According to a number of reports swirling around this week, fake cellphone towers have been discovered hiding in plain sight across the United States. Details are still sketchy - some describe them as actual physical lookalike towers, while others suggest that they may actually be just a disguised device secretly operating from somewhere nearby - maybe a rooftop. Given that Florida loves disguising conventional cell tower tech as palm trees, they could be anywhere.

Whatever they look like, their signals have definitely been detected, and they are actually bypassing your phone's reception and encryption and monitoring your communications. Les Goldsmith, who's CEO of the super-creepy ESD America, is the one being credited with revealing their existence. I find that strange, though, since his company is exactly the sort that likes to equip spies with snooping technology in the first place. Since we now know - thanks to Edward Snowden - that the National Security Agency has been spying on practically every move you make on a computer or phone, the NSA is an unlikely explanation for these towers. They don't need such primitive and elaborate ruses. So who, then?

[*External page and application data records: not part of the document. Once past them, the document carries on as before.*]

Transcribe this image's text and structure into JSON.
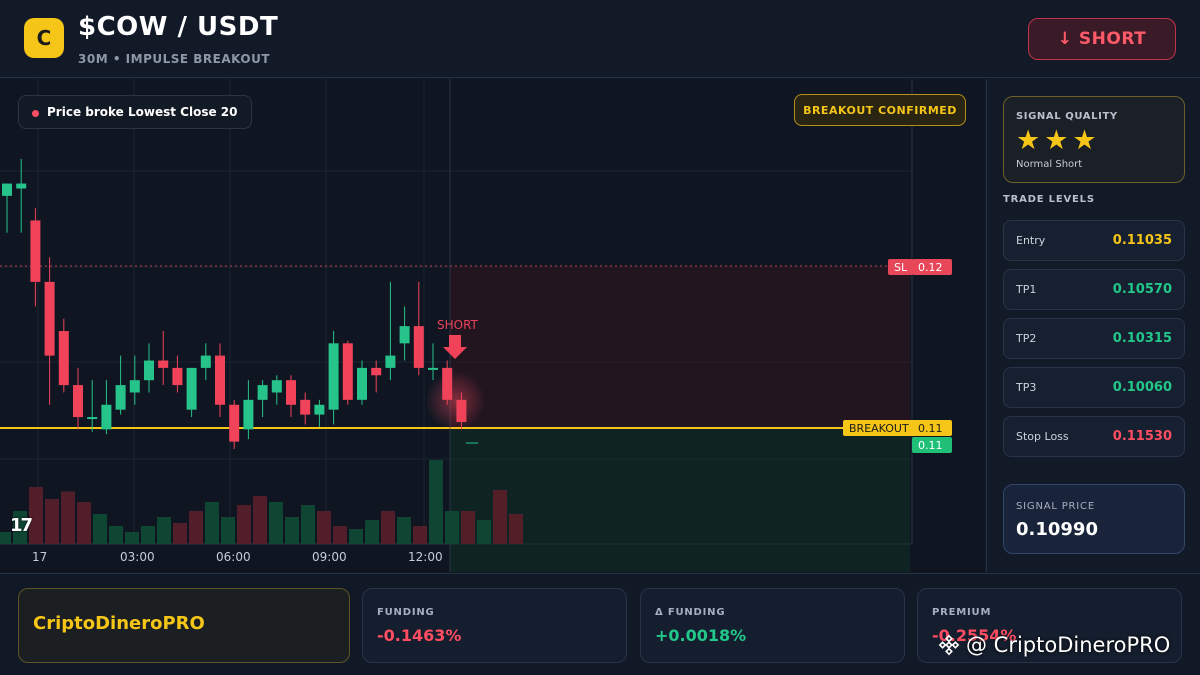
{
  "header": {
    "logo_letter": "C",
    "title": "$COW / USDT",
    "subtitle": "30M • IMPULSE BREAKOUT",
    "action_label": "↓ SHORT"
  },
  "chart_overlay": {
    "signal_pill": "Price broke Lowest Close 20",
    "status_badge": "BREAKOUT CONFIRMED",
    "sl_tag": "SL",
    "sl_value": "0.12",
    "breakout_tag": "BREAKOUT",
    "breakout_value": "0.11",
    "current_value": "0.11",
    "short_marker": "SHORT",
    "platform_logo": "17"
  },
  "chart_data": {
    "type": "candlestick",
    "x_ticks": [
      "17",
      "03:00",
      "06:00",
      "09:00",
      "12:00"
    ],
    "sl_level": 0.1153,
    "breakout_level": 0.1099,
    "candles": [
      {
        "o": 0.1185,
        "h": 0.119,
        "l": 0.117,
        "c": 0.119
      },
      {
        "o": 0.1188,
        "h": 0.12,
        "l": 0.117,
        "c": 0.119
      },
      {
        "o": 0.1175,
        "h": 0.118,
        "l": 0.114,
        "c": 0.115
      },
      {
        "o": 0.115,
        "h": 0.116,
        "l": 0.11,
        "c": 0.112
      },
      {
        "o": 0.113,
        "h": 0.1135,
        "l": 0.1105,
        "c": 0.1108
      },
      {
        "o": 0.1108,
        "h": 0.1115,
        "l": 0.109,
        "c": 0.1095
      },
      {
        "o": 0.1095,
        "h": 0.111,
        "l": 0.1089,
        "c": 0.1095
      },
      {
        "o": 0.109,
        "h": 0.111,
        "l": 0.1088,
        "c": 0.11
      },
      {
        "o": 0.1098,
        "h": 0.112,
        "l": 0.1096,
        "c": 0.1108
      },
      {
        "o": 0.1105,
        "h": 0.112,
        "l": 0.11,
        "c": 0.111
      },
      {
        "o": 0.111,
        "h": 0.1125,
        "l": 0.1105,
        "c": 0.1118
      },
      {
        "o": 0.1118,
        "h": 0.113,
        "l": 0.1108,
        "c": 0.1115
      },
      {
        "o": 0.1115,
        "h": 0.112,
        "l": 0.1105,
        "c": 0.1108
      },
      {
        "o": 0.1098,
        "h": 0.1115,
        "l": 0.1095,
        "c": 0.1115
      },
      {
        "o": 0.1115,
        "h": 0.1125,
        "l": 0.111,
        "c": 0.112
      },
      {
        "o": 0.112,
        "h": 0.1125,
        "l": 0.1095,
        "c": 0.11
      },
      {
        "o": 0.11,
        "h": 0.1102,
        "l": 0.1082,
        "c": 0.1085
      },
      {
        "o": 0.109,
        "h": 0.111,
        "l": 0.1086,
        "c": 0.1102
      },
      {
        "o": 0.1102,
        "h": 0.111,
        "l": 0.1095,
        "c": 0.1108
      },
      {
        "o": 0.1105,
        "h": 0.1112,
        "l": 0.11,
        "c": 0.111
      },
      {
        "o": 0.111,
        "h": 0.1112,
        "l": 0.1095,
        "c": 0.11
      },
      {
        "o": 0.1102,
        "h": 0.1105,
        "l": 0.1092,
        "c": 0.1096
      },
      {
        "o": 0.1096,
        "h": 0.1102,
        "l": 0.1091,
        "c": 0.11
      },
      {
        "o": 0.1098,
        "h": 0.113,
        "l": 0.1092,
        "c": 0.1125
      },
      {
        "o": 0.1125,
        "h": 0.1126,
        "l": 0.11,
        "c": 0.1102
      },
      {
        "o": 0.1102,
        "h": 0.1118,
        "l": 0.11,
        "c": 0.1115
      },
      {
        "o": 0.1115,
        "h": 0.1118,
        "l": 0.1105,
        "c": 0.1112
      },
      {
        "o": 0.1115,
        "h": 0.115,
        "l": 0.111,
        "c": 0.112
      },
      {
        "o": 0.1125,
        "h": 0.114,
        "l": 0.1118,
        "c": 0.1132
      },
      {
        "o": 0.1132,
        "h": 0.115,
        "l": 0.1112,
        "c": 0.1115
      },
      {
        "o": 0.1115,
        "h": 0.1125,
        "l": 0.111,
        "c": 0.1115
      },
      {
        "o": 0.1115,
        "h": 0.1118,
        "l": 0.11,
        "c": 0.1102
      },
      {
        "o": 0.1102,
        "h": 0.1105,
        "l": 0.109,
        "c": 0.1093
      }
    ],
    "volumes": [
      8,
      22,
      38,
      30,
      35,
      28,
      20,
      12,
      8,
      12,
      18,
      14,
      22,
      28,
      18,
      26,
      32,
      28,
      18,
      26,
      22,
      12,
      10,
      16,
      22,
      18,
      12,
      56,
      22,
      22,
      16,
      36,
      20
    ]
  },
  "panel": {
    "quality_label": "SIGNAL QUALITY",
    "stars": "★★★",
    "quality_type": "Normal Short",
    "levels_title": "TRADE LEVELS",
    "levels": [
      {
        "name": "Entry",
        "value": "0.11035",
        "color": "#f5c518"
      },
      {
        "name": "TP1",
        "value": "0.10570",
        "color": "#22c78a"
      },
      {
        "name": "TP2",
        "value": "0.10315",
        "color": "#22c78a"
      },
      {
        "name": "TP3",
        "value": "0.10060",
        "color": "#22c78a"
      },
      {
        "name": "Stop Loss",
        "value": "0.11530",
        "color": "#ff4d61"
      }
    ],
    "signal_price_label": "SIGNAL PRICE",
    "signal_price": "0.10990"
  },
  "footer": {
    "brand": "CriptoDineroPRO",
    "stats": [
      {
        "label": "FUNDING",
        "value": "-0.1463%",
        "color": "#ff4d61"
      },
      {
        "label": "Δ FUNDING",
        "value": "+0.0018%",
        "color": "#22c78a"
      },
      {
        "label": "PREMIUM",
        "value": "-0.2554%",
        "color": "#ff4d61"
      }
    ],
    "watermark": "@ CriptoDineroPRO"
  },
  "colors": {
    "up": "#26c38a",
    "down": "#f0435a",
    "accent": "#f5c518"
  }
}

I think we can rule out foreign spies and corporate private intel agents, as many have theorized. The problem with the whole concept of phony cell towers is that in order to mimic a "real" phone company tower, they must transmit data as well as receive, in order to "talk" to your phone (and, some say, even implant cutting-edge malware).

That being so, it is an impossibility for the existence of these towers to go unknown to the phone companies or the FCC. It cannot happen. The resulting signal would cause great and noticeable disturbance in local reception, which would in turn be immediately noticed and the source could and would be tracked down. Since this has obviously not happened and the towers continue doing what they're doing even now that it's completely public knowledge, the only remaining answer is that these towers are operating with the blessing and cooperation of Federal entities and cell network providers.

If you see your phone inexplicably drop down from 4G to 2G, be aware your phone may be experiencing a spoof attack from one of these towers. I suggest trying to have a sense of humor about it, and sending a text to yourself that reads, "hey guys, you're not fooling anybody".

So.... specifically who is doing it?

I think it's a safe bet that there are more than one set of snoopers at work/play here, including the various entities that have spun off from Blackwater and still have considerable insider "pull" at the Pentagon. But I'm guessing that more often than not, these towers are utilized by none other than your local police force. In case you missed the memo and didn't watch the news during the Ferguson debacle, cops are nothing like Andy Griffith nowadays; they're increasingly militarized and are rapidly acquiring better technology at their disposal than some units of the Army, Navy, Air Force and Marines.

Now that the story has actually reached the mainstream media and has firmly risen above the purview of woo, I'm trying to track down an actual detailed list of where these alleged towers are. I find it troubling that this basic information doesn't seem to be available. The best I've come up with so far is the map shown above. It seems to show one of the spy spots as being around Ft. Myers, and another looks to be right here on The Peninsula.

I'm on the case.

Wednesday, September 3, 2014

Bigfoot's Arm

Cryptozoologists are abuzz about the find of a large non-human arm in the wilderness of Liberty County, near Tallahassee. It's being sent to a lab for study, in hopes that it might prove once and for all the existence of Bigfoot. (Or, as we call him around here, the "Skunk Ape".)

I have to say there is every possibility this will turn out to be a large monkey's arm. Though the Skunk Ape hunters who found the specimen say "there are no bears or monkeys in this area", there's simply no way to state that with certainty. As readers of this blog are aware, monkeys have been escaping and reproducing like mad all over the state for decades now, and they don't always follow predictable patterns of territory - as we've seen with Cornelius the macaque in St. Petersburg.

But I'm keeping my fingers crossed.